• **DATA LISTING**:
★ ★ ★ ★ ★

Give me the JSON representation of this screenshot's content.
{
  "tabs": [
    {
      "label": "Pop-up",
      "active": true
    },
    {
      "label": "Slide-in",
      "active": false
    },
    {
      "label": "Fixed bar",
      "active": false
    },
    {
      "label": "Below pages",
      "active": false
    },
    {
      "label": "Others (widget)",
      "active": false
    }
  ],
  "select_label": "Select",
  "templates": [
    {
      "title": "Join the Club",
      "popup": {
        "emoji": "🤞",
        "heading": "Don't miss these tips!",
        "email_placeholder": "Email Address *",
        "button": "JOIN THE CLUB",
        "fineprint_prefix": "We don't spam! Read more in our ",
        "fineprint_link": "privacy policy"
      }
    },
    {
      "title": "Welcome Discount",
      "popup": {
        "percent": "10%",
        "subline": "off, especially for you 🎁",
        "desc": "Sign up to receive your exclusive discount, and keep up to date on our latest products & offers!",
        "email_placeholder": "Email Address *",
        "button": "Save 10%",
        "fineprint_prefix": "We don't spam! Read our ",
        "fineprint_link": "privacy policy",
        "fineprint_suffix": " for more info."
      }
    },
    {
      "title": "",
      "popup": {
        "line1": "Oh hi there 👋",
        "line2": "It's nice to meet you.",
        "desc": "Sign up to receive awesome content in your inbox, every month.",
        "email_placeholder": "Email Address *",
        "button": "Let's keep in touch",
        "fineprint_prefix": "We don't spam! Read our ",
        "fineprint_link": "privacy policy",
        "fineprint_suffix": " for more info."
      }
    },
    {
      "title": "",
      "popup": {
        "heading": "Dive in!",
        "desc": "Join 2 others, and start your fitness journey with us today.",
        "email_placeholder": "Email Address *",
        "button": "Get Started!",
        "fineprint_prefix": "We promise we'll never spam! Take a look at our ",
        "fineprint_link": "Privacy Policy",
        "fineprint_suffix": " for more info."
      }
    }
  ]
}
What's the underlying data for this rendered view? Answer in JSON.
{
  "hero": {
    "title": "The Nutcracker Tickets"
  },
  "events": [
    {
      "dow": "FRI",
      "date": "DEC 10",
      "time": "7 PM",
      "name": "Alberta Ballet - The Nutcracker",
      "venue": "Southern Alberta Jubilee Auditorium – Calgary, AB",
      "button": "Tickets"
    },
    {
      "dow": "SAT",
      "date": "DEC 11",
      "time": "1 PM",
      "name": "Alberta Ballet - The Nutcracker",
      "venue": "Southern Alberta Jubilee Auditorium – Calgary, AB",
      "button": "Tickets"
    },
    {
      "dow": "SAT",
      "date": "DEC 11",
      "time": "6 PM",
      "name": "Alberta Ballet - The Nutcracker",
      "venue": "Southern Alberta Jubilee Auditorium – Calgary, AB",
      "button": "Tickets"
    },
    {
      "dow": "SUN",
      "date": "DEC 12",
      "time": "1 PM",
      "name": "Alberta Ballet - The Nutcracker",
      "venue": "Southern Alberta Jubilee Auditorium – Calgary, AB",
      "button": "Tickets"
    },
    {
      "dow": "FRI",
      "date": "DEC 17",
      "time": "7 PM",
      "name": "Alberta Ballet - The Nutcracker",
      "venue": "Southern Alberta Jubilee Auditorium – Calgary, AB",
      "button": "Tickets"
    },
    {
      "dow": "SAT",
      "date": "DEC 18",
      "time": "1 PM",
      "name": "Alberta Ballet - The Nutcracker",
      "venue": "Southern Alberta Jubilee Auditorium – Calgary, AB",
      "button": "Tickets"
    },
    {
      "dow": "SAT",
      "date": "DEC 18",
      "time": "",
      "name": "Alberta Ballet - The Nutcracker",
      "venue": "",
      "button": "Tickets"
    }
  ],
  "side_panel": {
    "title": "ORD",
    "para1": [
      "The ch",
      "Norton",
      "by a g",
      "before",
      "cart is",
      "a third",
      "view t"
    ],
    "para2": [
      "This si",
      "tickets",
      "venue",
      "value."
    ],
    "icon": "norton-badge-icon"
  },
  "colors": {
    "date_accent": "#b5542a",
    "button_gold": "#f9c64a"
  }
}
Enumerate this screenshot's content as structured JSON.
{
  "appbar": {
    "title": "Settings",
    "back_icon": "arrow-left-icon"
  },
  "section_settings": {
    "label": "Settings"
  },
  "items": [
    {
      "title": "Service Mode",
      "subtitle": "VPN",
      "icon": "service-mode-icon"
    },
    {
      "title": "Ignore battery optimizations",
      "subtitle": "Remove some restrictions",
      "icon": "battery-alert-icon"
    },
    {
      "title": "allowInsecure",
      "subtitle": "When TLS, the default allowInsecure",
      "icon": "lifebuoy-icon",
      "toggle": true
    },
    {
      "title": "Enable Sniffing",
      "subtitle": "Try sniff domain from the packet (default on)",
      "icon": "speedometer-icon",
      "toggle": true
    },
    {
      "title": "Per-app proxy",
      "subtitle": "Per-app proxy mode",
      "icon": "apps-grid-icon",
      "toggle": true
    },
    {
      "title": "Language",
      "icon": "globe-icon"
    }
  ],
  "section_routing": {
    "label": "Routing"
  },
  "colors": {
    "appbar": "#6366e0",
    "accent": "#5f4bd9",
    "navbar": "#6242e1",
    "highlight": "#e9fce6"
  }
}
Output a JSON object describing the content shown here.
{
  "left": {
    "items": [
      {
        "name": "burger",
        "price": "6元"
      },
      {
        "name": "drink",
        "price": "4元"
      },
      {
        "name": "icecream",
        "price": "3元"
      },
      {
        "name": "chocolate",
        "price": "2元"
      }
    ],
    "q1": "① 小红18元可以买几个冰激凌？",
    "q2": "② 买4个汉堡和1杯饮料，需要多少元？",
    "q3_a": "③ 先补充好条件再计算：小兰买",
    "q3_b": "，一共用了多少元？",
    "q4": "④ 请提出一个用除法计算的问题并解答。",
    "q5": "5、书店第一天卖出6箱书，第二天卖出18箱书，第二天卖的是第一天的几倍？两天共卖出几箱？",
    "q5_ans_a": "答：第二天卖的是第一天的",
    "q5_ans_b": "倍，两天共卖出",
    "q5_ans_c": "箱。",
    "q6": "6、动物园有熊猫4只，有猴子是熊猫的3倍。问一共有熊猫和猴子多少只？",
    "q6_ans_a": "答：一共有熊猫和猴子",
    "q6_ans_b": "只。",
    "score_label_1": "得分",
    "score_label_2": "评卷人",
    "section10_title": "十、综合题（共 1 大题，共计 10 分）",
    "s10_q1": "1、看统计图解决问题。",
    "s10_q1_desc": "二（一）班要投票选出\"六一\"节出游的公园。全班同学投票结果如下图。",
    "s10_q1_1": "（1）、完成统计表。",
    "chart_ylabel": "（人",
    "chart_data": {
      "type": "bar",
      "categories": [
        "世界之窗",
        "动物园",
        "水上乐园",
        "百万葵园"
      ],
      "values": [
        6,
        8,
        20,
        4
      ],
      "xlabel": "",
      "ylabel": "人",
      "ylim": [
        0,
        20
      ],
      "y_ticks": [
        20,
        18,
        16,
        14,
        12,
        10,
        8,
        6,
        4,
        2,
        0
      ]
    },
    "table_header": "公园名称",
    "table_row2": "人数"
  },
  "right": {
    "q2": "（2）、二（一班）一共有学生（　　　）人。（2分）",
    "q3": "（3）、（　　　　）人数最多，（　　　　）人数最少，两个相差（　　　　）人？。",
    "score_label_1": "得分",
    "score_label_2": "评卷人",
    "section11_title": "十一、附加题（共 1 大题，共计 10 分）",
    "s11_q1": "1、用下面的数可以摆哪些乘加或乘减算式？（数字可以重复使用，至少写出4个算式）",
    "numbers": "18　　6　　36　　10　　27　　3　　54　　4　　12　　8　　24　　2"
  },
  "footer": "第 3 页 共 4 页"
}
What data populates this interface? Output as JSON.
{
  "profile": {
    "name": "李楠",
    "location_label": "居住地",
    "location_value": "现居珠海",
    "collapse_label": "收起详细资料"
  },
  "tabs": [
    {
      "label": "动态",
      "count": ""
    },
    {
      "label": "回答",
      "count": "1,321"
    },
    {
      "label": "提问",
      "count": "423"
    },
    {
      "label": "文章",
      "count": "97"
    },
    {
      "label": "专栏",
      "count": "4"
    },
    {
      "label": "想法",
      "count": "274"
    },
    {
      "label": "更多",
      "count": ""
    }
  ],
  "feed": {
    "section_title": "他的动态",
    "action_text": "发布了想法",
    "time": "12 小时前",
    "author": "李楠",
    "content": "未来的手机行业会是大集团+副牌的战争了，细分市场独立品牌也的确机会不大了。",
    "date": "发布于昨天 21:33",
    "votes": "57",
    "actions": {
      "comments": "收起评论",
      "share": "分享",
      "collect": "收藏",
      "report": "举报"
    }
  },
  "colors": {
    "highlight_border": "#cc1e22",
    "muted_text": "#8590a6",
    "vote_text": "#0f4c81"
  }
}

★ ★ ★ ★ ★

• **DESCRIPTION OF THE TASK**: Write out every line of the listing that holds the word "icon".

• **EXERCISE RESULT**:
    "icon": "norton-badge-icon"
    "back_icon": "arrow-left-icon"
      "icon": "service-mode-icon"
      "icon": "battery-alert-icon"
      "icon": "lifebuoy-icon",
      "icon": "speedometer-icon",
      "icon": "apps-grid-icon",
      "icon": "globe-icon"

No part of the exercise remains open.